» **Exercise goal**
Copy each line containing the word "phone" from the records that follow, please.

» **Data to examine**
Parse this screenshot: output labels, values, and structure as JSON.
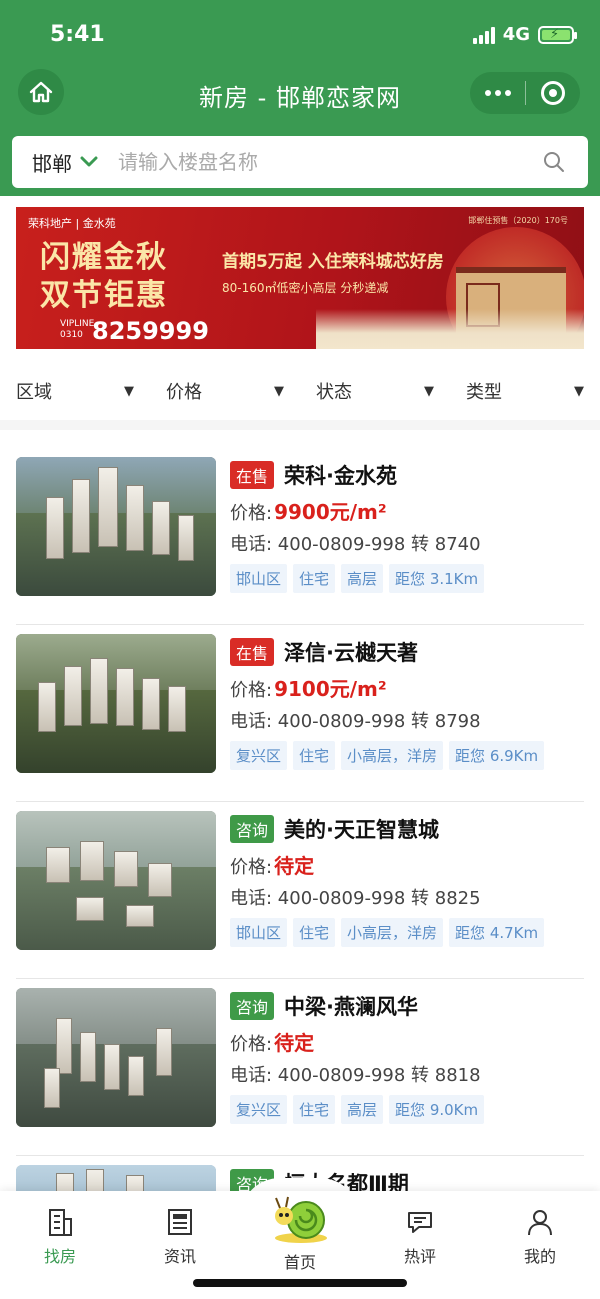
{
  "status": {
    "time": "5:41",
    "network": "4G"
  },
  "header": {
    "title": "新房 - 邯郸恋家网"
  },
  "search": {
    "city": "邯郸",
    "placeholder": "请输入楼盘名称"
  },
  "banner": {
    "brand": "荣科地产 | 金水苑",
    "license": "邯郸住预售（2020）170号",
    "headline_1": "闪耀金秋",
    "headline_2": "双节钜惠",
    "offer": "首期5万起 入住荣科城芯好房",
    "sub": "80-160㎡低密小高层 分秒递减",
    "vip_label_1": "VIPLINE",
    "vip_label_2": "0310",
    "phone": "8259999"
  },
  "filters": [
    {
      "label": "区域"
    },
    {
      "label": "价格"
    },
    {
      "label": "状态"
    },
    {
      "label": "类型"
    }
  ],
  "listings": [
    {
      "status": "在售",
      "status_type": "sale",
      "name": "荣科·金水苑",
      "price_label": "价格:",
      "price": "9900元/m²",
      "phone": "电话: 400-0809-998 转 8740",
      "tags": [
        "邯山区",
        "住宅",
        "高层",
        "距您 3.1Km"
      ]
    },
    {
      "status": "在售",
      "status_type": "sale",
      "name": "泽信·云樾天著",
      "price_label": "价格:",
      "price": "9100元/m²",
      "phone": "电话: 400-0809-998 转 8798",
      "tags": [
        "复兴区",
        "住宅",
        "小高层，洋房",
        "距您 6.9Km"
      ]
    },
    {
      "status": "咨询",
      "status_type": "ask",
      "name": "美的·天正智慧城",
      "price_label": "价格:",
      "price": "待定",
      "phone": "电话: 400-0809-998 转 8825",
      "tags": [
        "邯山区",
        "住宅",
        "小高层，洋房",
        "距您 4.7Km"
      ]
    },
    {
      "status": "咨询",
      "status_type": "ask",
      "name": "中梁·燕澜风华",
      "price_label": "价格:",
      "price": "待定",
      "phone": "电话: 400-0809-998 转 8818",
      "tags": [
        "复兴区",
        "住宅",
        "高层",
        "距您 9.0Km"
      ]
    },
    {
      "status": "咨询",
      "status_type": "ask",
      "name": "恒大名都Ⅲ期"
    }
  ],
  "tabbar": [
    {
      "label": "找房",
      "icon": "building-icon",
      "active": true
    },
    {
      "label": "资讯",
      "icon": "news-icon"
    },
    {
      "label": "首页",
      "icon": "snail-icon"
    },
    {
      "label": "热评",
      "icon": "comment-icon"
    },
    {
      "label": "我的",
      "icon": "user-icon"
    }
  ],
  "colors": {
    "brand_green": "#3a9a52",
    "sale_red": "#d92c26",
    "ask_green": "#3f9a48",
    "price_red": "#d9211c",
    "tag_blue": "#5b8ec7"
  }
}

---

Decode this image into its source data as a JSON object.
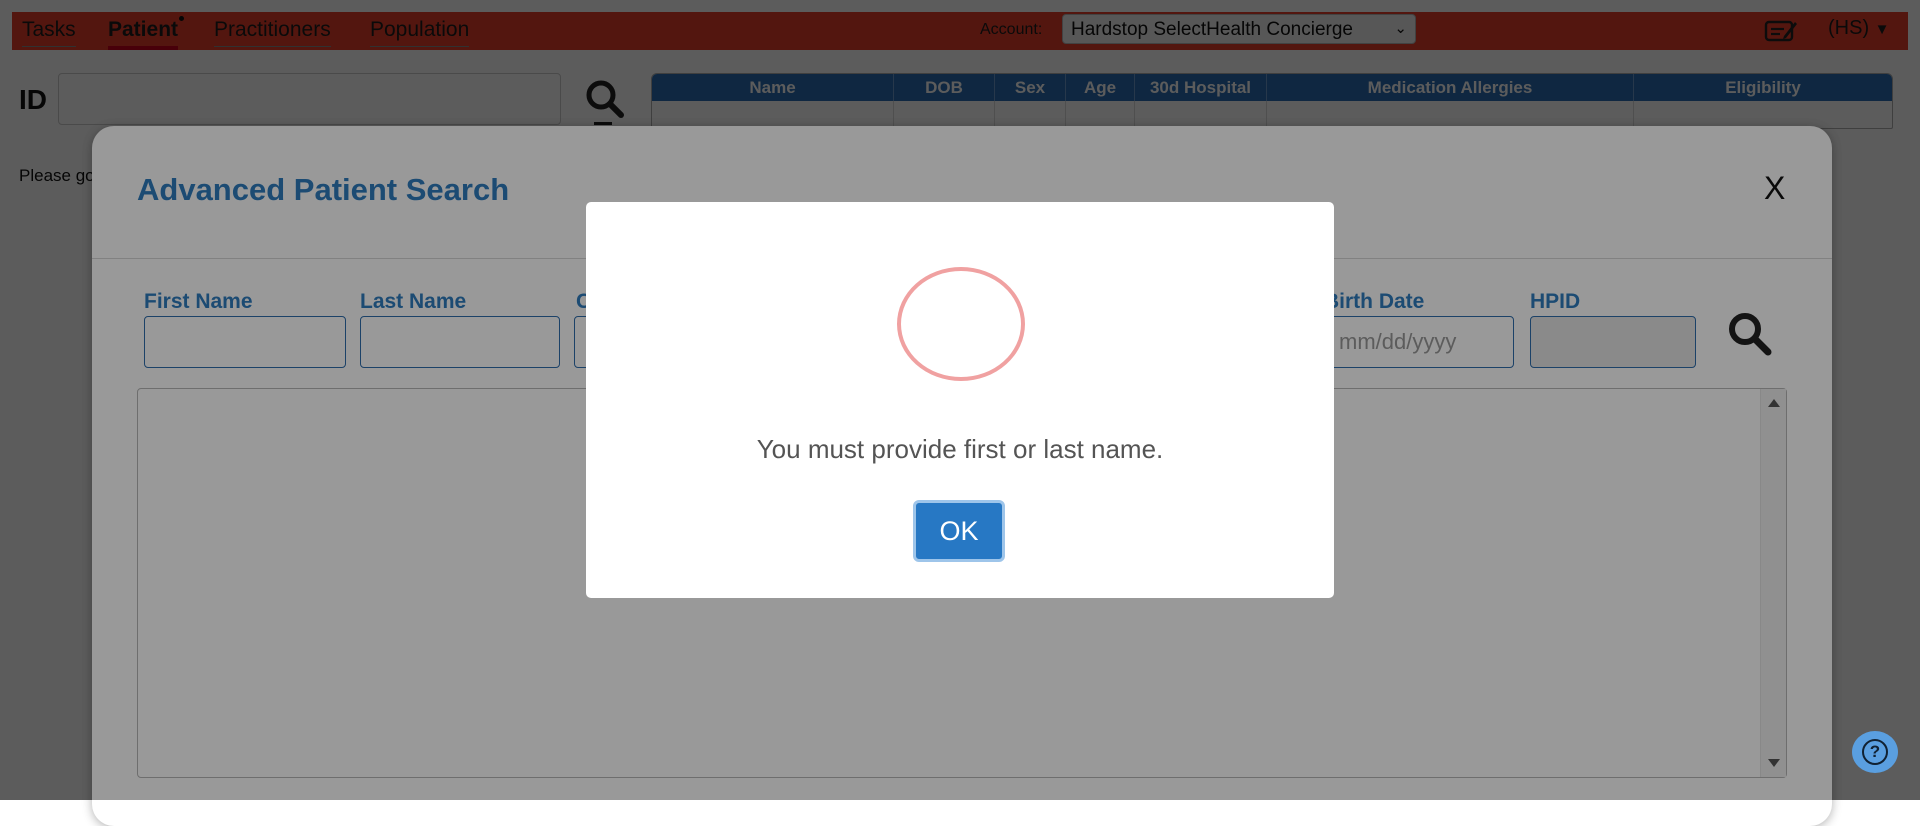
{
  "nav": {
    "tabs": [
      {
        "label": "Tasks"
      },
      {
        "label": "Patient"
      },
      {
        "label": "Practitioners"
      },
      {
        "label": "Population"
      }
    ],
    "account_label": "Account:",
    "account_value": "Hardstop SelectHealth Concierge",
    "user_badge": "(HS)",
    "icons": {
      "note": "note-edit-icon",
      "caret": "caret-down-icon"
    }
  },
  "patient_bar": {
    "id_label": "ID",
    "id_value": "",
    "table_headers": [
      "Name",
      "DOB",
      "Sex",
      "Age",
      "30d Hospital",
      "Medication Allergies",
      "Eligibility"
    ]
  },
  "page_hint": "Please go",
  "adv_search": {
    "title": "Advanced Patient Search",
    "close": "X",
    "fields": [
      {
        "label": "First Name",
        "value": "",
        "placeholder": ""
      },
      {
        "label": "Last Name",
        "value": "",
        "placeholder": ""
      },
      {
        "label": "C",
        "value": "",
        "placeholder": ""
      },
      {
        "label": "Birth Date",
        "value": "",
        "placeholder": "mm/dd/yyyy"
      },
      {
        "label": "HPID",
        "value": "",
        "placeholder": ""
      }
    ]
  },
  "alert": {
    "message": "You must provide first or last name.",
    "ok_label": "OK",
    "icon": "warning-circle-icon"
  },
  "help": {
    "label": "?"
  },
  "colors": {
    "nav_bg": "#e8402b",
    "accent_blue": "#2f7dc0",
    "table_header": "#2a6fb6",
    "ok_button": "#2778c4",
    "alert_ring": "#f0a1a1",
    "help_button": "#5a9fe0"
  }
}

» **Output for this exercise**
    "phone": "8259999"
      "phone": "电话: 400-0809-998 转 8740",
      "phone": "电话: 400-0809-998 转 8798",
      "phone": "电话: 400-0809-998 转 8825",
      "phone": "电话: 400-0809-998 转 8818",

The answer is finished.